Uncle Sam wants you.
Local congressmen convened a panel discussion Thursday with senior members of Fort Gordon’s growing cyber mission to share with Augusta-area educators and government officials the job and learning opportunities that will emerge as the Army post grows.
U.S. Reps. Joe Wilson, R-S.C., and Rick Allen, R-Ga., held the forum at the North Augusta Municipal Building.
As the post prepares to become the new home to U.S. Army Cyber Command by 2020, an estimated 4,000 soldiers and their families are expected to boost the area’s population.
“Our goal today as we come together as a community is to establish an educational path to help fill those positions in the new headquarters at Fort Gordon,” Wilson said. “With that goal in sight, we hope to make this event an annual one that grows and brings us up to date on what the Cyber Command will mean to all of us. It provides opportunities for the future.”
Said Allen: “Obviously, education is going to be so important to what we can actually do economically with what’s been handed to us here.”
Brig. Gen. Joseph McGee is the U.S. Cyber Command’s deputy commander for operations. In a matter of months, he said, the post “is going to be the absolute center of gravity for all things cyber-related in the U.S. Army.”
He rattled off several specific job titles for careers that will be in high demand – including data analysts, software programmers, electrical engineers, hardware developers, network engineers and big-data architects.
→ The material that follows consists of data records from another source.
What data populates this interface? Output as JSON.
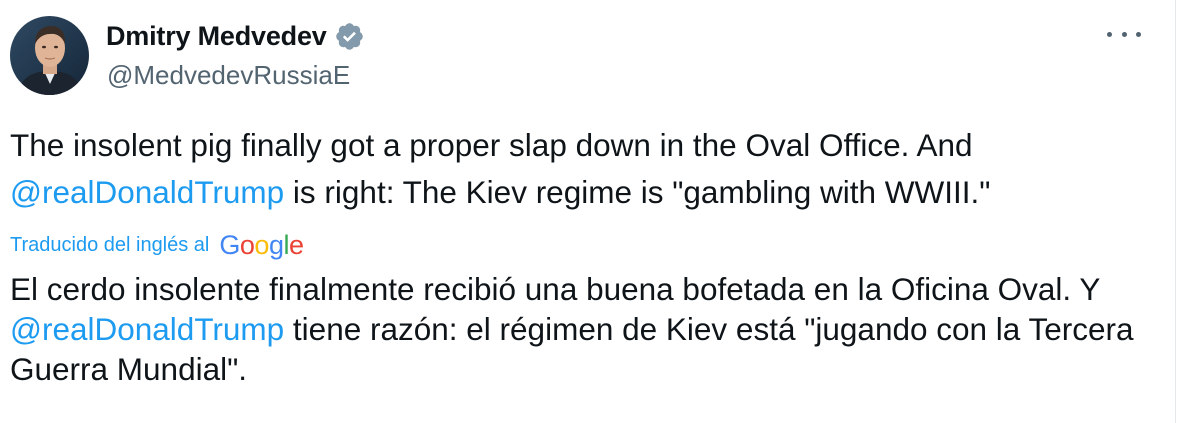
{
  "author": {
    "display_name": "Dmitry Medvedev",
    "handle": "@MedvedevRussiaE",
    "verified": true,
    "verified_icon": "verified-badge-icon",
    "badge_color": "#829aab"
  },
  "menu": {
    "icon": "more-options-icon"
  },
  "tweet": {
    "original": {
      "part1": "The insolent pig finally got a proper slap down in the Oval Office. And ",
      "mention": "@realDonaldTrump",
      "part2": " is right: The Kiev regime is \"gambling with WWIII.\""
    },
    "translation_label": "Traducido del inglés al",
    "translation_provider": {
      "letters": [
        "G",
        "o",
        "o",
        "g",
        "l",
        "e"
      ]
    },
    "translation": {
      "part1": "El cerdo insolente finalmente recibió una buena bofetada en la Oficina Oval. Y ",
      "mention": "@realDonaldTrump",
      "part2": " tiene razón: el régimen de Kiev está \"jugando con la Tercera Guerra Mundial\"."
    }
  },
  "colors": {
    "link": "#1d9bf0",
    "text": "#0f1419",
    "secondary": "#536471"
  }
}
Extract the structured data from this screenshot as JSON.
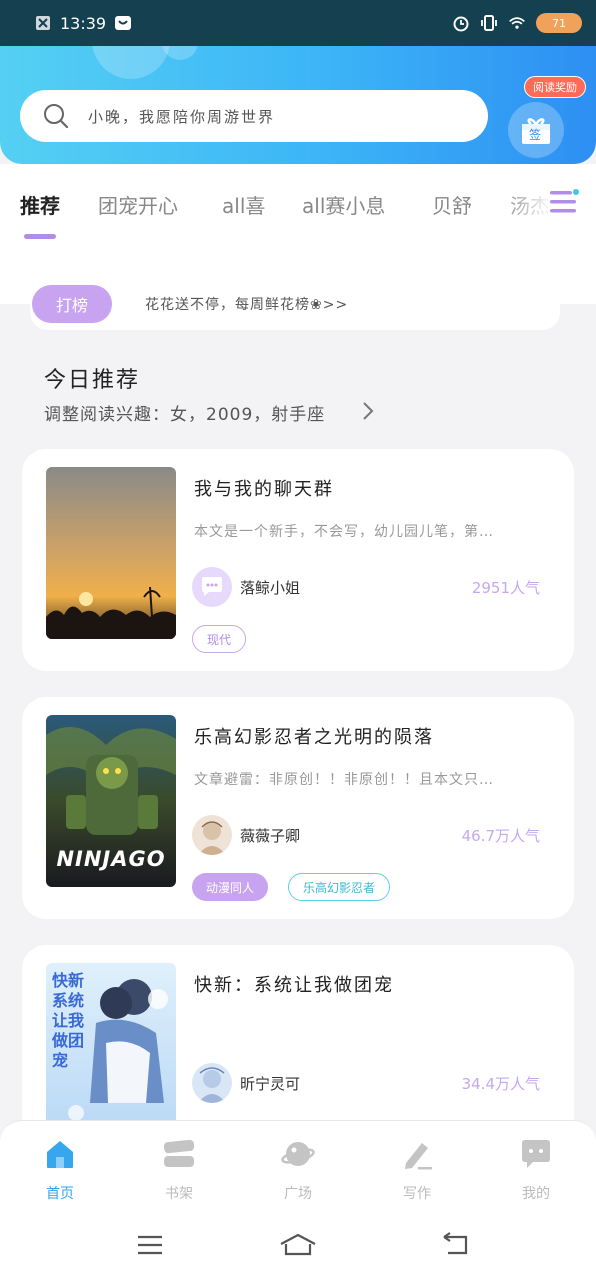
{
  "status_bar": {
    "time": "13:39",
    "battery": "71"
  },
  "search": {
    "placeholder": "小晚，我愿陪你周游世界"
  },
  "reward": {
    "badge": "阅读奖励",
    "gift_label": "签"
  },
  "tabs": [
    {
      "label": "推荐",
      "active": true
    },
    {
      "label": "团宠开心",
      "active": false
    },
    {
      "label": "all喜",
      "active": false
    },
    {
      "label": "all赛小息",
      "active": false
    },
    {
      "label": "贝舒",
      "active": false
    },
    {
      "label": "汤杰",
      "active": false
    }
  ],
  "notice": {
    "button": "打榜",
    "text": "花花送不停，每周鲜花榜❀>>"
  },
  "section": {
    "title": "今日推荐",
    "subtitle": "调整阅读兴趣：女，2009，射手座"
  },
  "books": [
    {
      "title": "我与我的聊天群",
      "desc": "本文是一个新手，不会写，幼儿园儿笔，第…",
      "author": "落鲸小姐",
      "popularity": "2951人气",
      "tags": [
        "现代"
      ]
    },
    {
      "title": "乐高幻影忍者之光明的陨落",
      "desc": "文章避雷：非原创！！非原创！！且本文只…",
      "author": "薇薇子卿",
      "popularity": "46.7万人气",
      "tags": [
        "动漫同人",
        "乐高幻影忍者"
      ],
      "cover_text": "NINJAGO"
    },
    {
      "title": "快新：系统让我做团宠",
      "desc": "",
      "author": "昕宁灵可",
      "popularity": "34.4万人气",
      "tags": [],
      "cover_text": "快新系统让我做团宠"
    }
  ],
  "bottom_nav": [
    {
      "label": "首页",
      "active": true
    },
    {
      "label": "书架",
      "active": false
    },
    {
      "label": "广场",
      "active": false
    },
    {
      "label": "写作",
      "active": false
    },
    {
      "label": "我的",
      "active": false
    }
  ],
  "colors": {
    "accent_purple": "#c8a4f0",
    "accent_blue": "#36a6ee",
    "header_gradient_start": "#55d0f3",
    "header_gradient_end": "#2d8ff2"
  }
}
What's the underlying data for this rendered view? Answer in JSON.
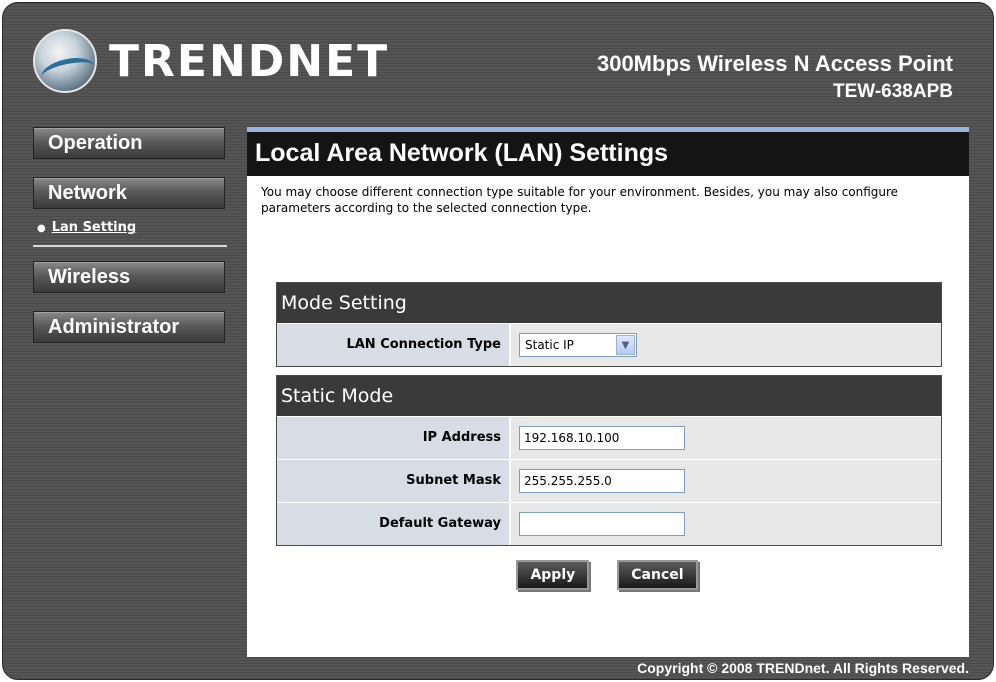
{
  "brand": {
    "name": "TRENDNET"
  },
  "product": {
    "title": "300Mbps Wireless N Access Point",
    "model": "TEW-638APB"
  },
  "nav": {
    "operation": "Operation",
    "network": "Network",
    "lan_setting": "Lan Setting",
    "wireless": "Wireless",
    "administrator": "Administrator"
  },
  "page": {
    "title": "Local Area Network (LAN) Settings",
    "intro": "You may choose different connection type suitable for your environment. Besides, you may also configure parameters according to the selected connection type."
  },
  "mode_setting": {
    "heading": "Mode Setting",
    "lan_connection_type_label": "LAN Connection Type",
    "lan_connection_type_value": "Static IP"
  },
  "static_mode": {
    "heading": "Static Mode",
    "ip_label": "IP Address",
    "ip_value": "192.168.10.100",
    "subnet_label": "Subnet Mask",
    "subnet_value": "255.255.255.0",
    "gateway_label": "Default Gateway",
    "gateway_value": ""
  },
  "actions": {
    "apply": "Apply",
    "cancel": "Cancel"
  },
  "footer": {
    "copyright": "Copyright © 2008 TRENDnet. All Rights Reserved."
  },
  "colors": {
    "title_bar": "#141414",
    "accent_top": "#9bb4d8",
    "row_label_bg": "#d8dce4"
  }
}
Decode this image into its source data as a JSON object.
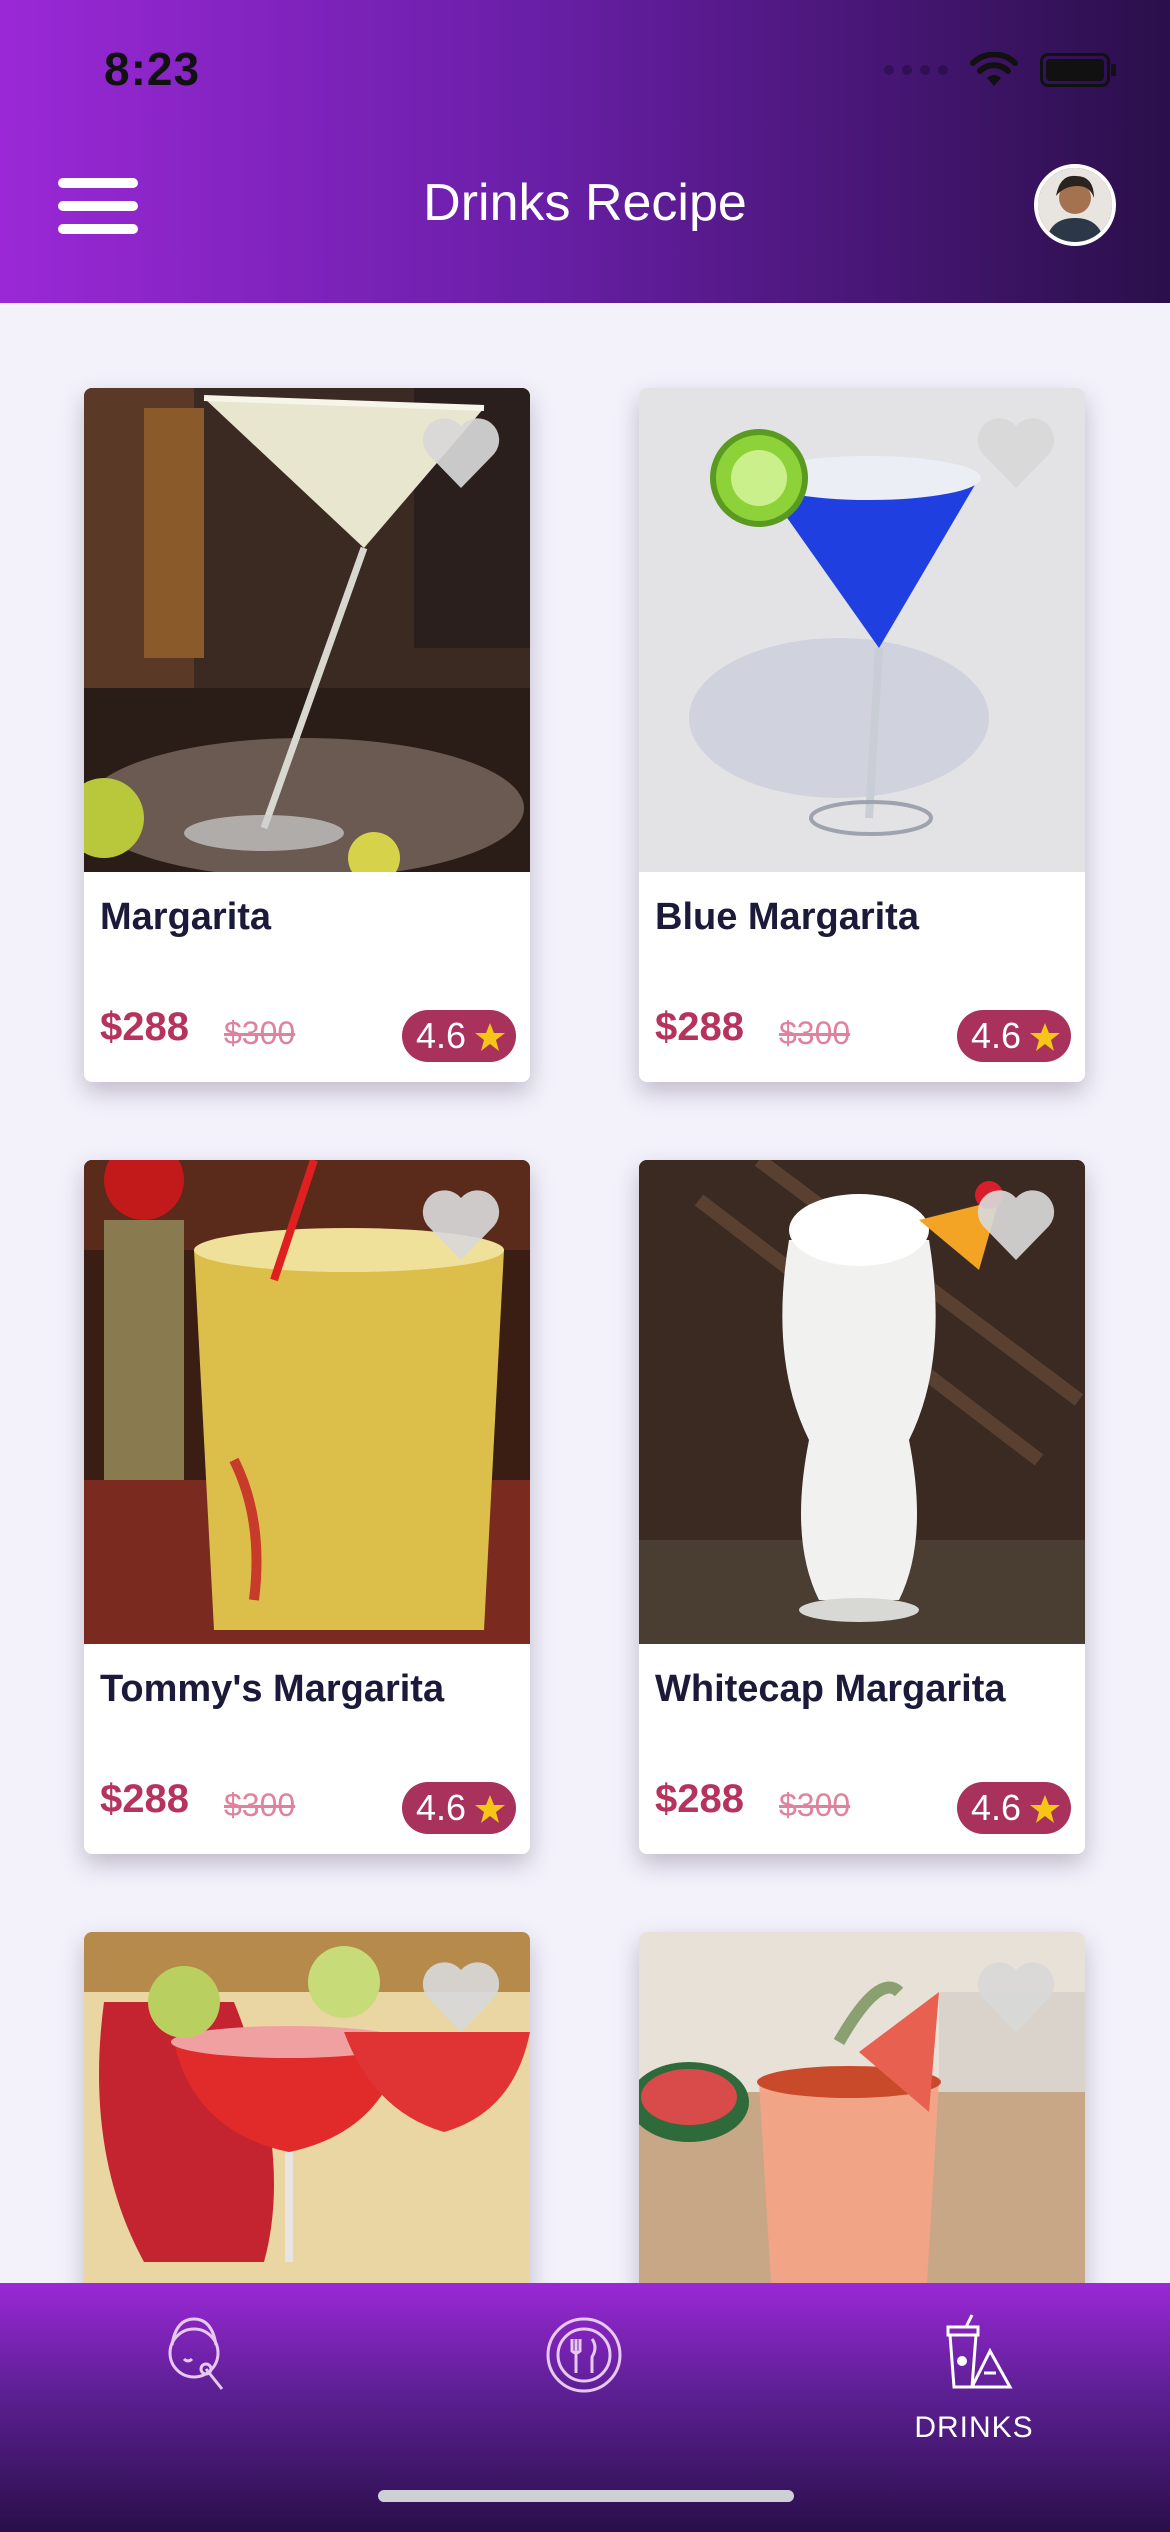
{
  "status_bar": {
    "time": "8:23"
  },
  "header": {
    "title": "Drinks Recipe"
  },
  "cards": [
    {
      "title": "Margarita",
      "price": "$288",
      "old_price": "$300",
      "rating": "4.6"
    },
    {
      "title": "Blue Margarita",
      "price": "$288",
      "old_price": "$300",
      "rating": "4.6"
    },
    {
      "title": "Tommy's Margarita",
      "price": "$288",
      "old_price": "$300",
      "rating": "4.6"
    },
    {
      "title": "Whitecap Margarita",
      "price": "$288",
      "old_price": "$300",
      "rating": "4.6"
    },
    {
      "title": "",
      "price": "",
      "old_price": "",
      "rating": ""
    },
    {
      "title": "",
      "price": "",
      "old_price": "",
      "rating": ""
    }
  ],
  "bottom_nav": {
    "items": [
      {
        "icon": "face-icon",
        "label": ""
      },
      {
        "icon": "plate-utensils-icon",
        "label": ""
      },
      {
        "icon": "drinks-icon",
        "label": "DRINKS"
      }
    ]
  },
  "colors": {
    "accent": "#9a28d6",
    "price": "#b5335d",
    "badge": "#a8325b",
    "star": "#f5c518"
  }
}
But in a field that changes so rapidly, McGee said, “there’s an underlying foundational skill set – the ability to be autodidactic, someone with the ability to train himself or herself.”
Brig. Gen. Neil Hersey is the newly appointed commandant of the Cyber School for the U.S. Army Cyber Center of Excellence at Fort Gordon. He said the many tech-related skills that area K-12 pupils should learn can be boiled down to one important: overarching skill.
“If you consolidate all those together, really it’s the ability to critically think, and to realize that it’s not necessarily about learning a technology, but understanding theory and interrelations rather than the specific technology you’re working with,” Hersey said. “As we’ve seen, that changes very, very rapidly. How to process different things is going to be a very important capability to have.”
Also, it’s important to generate excitement early and often among pupils about becoming involved in cyber career fields, according to Col. Sam Anderson, the chief of staff at the Cyber Center of Excellence.
He offered his daughter as an example. She just started eighth grade and is taking Spanish.
“Maybe someday soon in the ninth grade she’ll have the opportunity to take either Spanish or Linux or Python,” Anderson said. “That’s the type of mindset we need to start thinking about to operate in this space – starting early, creating that innovative spirit in our young population, with a desire to want to be in this community.”
Todd Boudreau, the deputy commandant of the U.S. Army Cyber School, pointed out how keeping workers apace with change has long placed the U.S. on top of the world as a leader.
“What has kept us there is a very well-educated, innovative and adaptive workforce. Let’s not lose that,” Boudreau said. “The collective power in this room to shape our future should not be underestimated.”
Reach Joe Hotchkiss at (706) 823-3543 or email@example.com.